CS | Computer Networks Note (No.3)

CS | Computer Networks Notes (NO.3)

Table of contents

  • 1-4 Life of a Packet
    • 1.4.1 TCP Byte Stream
    • 1.4.2 Three Way Handshake
    • 1.4.3 Two Address
    • 1.4.4 The "Hops" and "Routers"
    • 1.4.5 A forwarding table

1-4 Life of a Packet

1.4.1 TCP Byte Stream

The 4-layer model of the Internet takes a stream of data from the application layer.The transport layer breaks this stream into segments of data that it reliably delivers to an application running on another computer. The transport layer sends these segments as network layer packets, which the network layer delivers to the other computer. Let's see what that looks like in practice, the actual packets that a web browser and server sendand receive.

First, let's look at the transport layer. Almost all web traffic is over TCP, the Transport Control Protocol. In its typical operation, there's a client and a server. A server listens for connection requests. To open a connection, a client issues a connection request, which the server responds to. We won't go into the details of exactly how this works, but it turns out this exchange takes three messages, something called the "three way handshake."

1.4.2 Three Way Handshake

  • The first step of handshake is when the client sends a “synchronize" message to the server, oftencalled a SYN.

  • The second step is when the server responds with a “synchronize” message that also acknowledges the clients “synchronize", or a “synchronize and acknowledge message", often calleda SYN-ACK.

  • The third and final step is when the client responds by acknowledging the server's synchronize, often called an ACK.

So often the three way handshake is described as “synchronize, synchronize and acknowledge, acknowledge", or "SYN,SYN-ACK, ACK".

1.4.3 Two Address

Recall that the network layer is responsible for delivering packets to computers, but the transportlayer is responsible for delivering data to applications. From the perspective of the network layer, packets sent to different applications on the same computer look the same. This means that to open a TCP stream to another program, we need two addresses.

  • The first, an Internet Protocol address, is the address the network layer uses to deliver packets to the computer.

  • The second, the TCP port, tells the computer's software which application to deliver data to. Web servers usually run on TCP port 80.So when we open a connection to a web server,we send IP packets to the computer running the web server whose destination address is that computer's IP address. Those IP packetshave TCP segments whose destination port is 80.

1.4.4 The "Hops" and "Routers"
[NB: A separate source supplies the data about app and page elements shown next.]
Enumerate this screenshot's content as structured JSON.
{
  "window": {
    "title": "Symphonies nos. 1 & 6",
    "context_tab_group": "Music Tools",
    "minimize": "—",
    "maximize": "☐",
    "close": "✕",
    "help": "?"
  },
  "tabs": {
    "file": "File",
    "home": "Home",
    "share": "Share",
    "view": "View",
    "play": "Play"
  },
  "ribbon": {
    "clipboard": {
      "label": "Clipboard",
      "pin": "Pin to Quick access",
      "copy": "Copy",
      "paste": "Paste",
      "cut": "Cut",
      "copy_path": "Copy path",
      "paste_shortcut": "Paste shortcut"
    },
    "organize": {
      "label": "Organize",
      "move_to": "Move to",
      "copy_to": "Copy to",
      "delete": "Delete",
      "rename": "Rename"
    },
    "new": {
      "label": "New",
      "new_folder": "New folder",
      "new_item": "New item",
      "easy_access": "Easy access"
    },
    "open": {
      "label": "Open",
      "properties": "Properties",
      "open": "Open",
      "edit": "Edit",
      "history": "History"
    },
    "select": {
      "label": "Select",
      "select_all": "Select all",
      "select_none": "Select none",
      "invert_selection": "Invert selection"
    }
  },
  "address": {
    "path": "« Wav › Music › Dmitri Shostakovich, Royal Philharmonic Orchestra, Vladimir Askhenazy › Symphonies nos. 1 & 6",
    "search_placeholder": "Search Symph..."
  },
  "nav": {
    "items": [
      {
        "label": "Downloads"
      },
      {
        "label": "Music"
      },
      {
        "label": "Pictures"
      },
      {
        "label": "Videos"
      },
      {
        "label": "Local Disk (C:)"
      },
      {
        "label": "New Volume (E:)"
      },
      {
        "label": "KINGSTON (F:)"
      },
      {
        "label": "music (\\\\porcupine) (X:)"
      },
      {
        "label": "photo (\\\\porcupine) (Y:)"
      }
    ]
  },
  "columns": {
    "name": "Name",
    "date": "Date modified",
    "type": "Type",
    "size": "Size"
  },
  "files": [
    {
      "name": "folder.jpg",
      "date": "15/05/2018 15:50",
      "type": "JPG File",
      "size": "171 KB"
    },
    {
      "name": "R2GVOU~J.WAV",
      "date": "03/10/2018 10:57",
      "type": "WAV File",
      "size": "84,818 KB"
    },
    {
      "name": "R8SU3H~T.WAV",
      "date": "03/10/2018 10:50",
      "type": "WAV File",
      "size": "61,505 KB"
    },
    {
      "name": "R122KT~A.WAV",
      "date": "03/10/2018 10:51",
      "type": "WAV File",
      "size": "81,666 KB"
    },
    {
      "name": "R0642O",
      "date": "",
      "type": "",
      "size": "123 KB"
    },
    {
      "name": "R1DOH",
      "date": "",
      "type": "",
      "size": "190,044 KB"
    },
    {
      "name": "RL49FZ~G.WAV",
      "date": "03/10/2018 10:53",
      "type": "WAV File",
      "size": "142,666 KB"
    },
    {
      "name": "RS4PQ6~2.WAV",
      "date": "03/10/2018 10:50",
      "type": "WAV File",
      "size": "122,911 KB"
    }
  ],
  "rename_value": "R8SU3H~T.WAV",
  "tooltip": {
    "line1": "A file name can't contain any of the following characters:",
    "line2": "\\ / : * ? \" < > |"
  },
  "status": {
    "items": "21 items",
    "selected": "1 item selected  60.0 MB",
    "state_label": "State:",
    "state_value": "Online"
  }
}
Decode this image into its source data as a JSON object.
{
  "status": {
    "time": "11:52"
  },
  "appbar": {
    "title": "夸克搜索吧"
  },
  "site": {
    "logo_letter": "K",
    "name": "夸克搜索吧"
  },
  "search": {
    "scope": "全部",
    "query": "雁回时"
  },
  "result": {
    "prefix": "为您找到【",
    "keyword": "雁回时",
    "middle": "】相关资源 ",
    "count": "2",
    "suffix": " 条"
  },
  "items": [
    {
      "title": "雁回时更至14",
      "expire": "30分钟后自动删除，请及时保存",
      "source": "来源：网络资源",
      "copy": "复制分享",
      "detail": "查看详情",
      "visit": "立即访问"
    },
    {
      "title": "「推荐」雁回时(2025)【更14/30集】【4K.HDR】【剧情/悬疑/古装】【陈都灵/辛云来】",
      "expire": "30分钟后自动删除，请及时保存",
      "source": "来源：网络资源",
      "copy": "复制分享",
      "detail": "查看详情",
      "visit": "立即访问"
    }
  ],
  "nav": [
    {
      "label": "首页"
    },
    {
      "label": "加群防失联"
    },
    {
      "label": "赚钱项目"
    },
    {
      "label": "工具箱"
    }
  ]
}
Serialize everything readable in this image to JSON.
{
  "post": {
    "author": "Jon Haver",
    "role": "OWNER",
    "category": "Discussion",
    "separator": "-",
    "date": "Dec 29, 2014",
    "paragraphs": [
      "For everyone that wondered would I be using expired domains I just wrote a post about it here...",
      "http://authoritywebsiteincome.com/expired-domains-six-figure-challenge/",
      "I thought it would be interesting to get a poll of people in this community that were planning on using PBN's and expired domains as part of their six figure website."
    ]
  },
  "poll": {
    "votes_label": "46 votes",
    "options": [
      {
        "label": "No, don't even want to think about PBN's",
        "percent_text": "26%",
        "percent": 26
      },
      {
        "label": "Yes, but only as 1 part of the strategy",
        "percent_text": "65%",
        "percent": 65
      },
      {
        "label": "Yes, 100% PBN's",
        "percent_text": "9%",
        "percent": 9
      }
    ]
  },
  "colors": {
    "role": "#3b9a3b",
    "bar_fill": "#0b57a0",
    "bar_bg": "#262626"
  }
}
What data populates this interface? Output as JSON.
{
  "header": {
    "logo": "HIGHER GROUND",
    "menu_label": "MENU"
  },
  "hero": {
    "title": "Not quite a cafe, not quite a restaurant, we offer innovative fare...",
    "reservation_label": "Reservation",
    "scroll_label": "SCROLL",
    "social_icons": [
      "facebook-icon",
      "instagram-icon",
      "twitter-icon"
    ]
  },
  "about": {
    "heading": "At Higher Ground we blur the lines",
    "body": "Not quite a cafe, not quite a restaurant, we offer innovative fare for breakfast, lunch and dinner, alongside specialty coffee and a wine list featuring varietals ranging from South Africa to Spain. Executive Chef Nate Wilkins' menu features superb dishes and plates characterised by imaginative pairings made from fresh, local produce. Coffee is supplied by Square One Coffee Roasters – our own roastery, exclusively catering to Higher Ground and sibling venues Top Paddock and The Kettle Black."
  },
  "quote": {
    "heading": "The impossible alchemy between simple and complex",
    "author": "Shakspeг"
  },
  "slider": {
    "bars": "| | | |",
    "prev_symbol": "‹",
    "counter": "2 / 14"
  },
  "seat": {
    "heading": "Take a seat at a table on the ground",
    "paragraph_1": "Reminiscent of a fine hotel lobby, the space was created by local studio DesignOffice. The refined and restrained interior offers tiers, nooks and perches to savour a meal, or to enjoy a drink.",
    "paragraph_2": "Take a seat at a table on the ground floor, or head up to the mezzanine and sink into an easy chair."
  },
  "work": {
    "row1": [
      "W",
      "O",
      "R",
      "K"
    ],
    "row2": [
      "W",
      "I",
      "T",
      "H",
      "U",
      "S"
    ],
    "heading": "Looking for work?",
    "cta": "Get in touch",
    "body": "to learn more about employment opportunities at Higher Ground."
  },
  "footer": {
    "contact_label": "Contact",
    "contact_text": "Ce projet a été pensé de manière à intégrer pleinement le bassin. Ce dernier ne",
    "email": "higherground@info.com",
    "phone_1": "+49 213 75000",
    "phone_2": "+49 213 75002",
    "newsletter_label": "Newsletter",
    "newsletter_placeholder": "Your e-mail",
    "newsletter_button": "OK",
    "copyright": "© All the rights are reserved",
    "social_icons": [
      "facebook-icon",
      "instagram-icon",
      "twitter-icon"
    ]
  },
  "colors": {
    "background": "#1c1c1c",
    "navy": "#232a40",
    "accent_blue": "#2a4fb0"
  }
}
But how do those IP packets get to their destination? We don't have a direct wire connecting myclient to the server. Instead, my client is connected to an intermediate computer, a router. This routeris itself connected to other routers. IP packets between the client and server take many "hops," where a hop is a link connecting two routers.

For example, since my client is on a WiFi network, the first hop is wireless to the WiFi access point. The access point has a wired connection to the broader Internet, so it forwards my client's packets along this wired hop.

A router can have many links connecting it. As each packet arrives, a router decides which of its links to send it out on. Routers have IP addresses, so it's also the case that it might not forward a packet but rather deliver it to its own software.

For example, when you log into a router using TCP, the IP packets are destined to the router's own IP address.

1.4.5 A forwarding table

How does a router make this decision? It does so through something called a forwarding table, shown here on the right. A forwarding table consists of a set of IP address patterns and the link to send across for each pattern.

When a packet arrives, the router checks which forwarding table entry's pattern best matches the packet. It forwards the packet along that entry's link. Generally, "best" means the most specific match.

In this simple example let's just consider the default route, the first entry in the table above. The default route is the least specific route -- it matches every IP address. If, when a packet arrives, there isn't a more specific route than the default route, the router will just use the default one.

The default route is especially useful in edge networks. Say, for example, you're Stanford University and have a router connecting you to the larger Internet. Your router will have many specific routesfor the IP addresses of Stanford's network: "send packets to the engineering school over this link",“send packets to the library over that link.” But if the destination IP address isn't Stanford's, then the router should send it out to the larger Internet.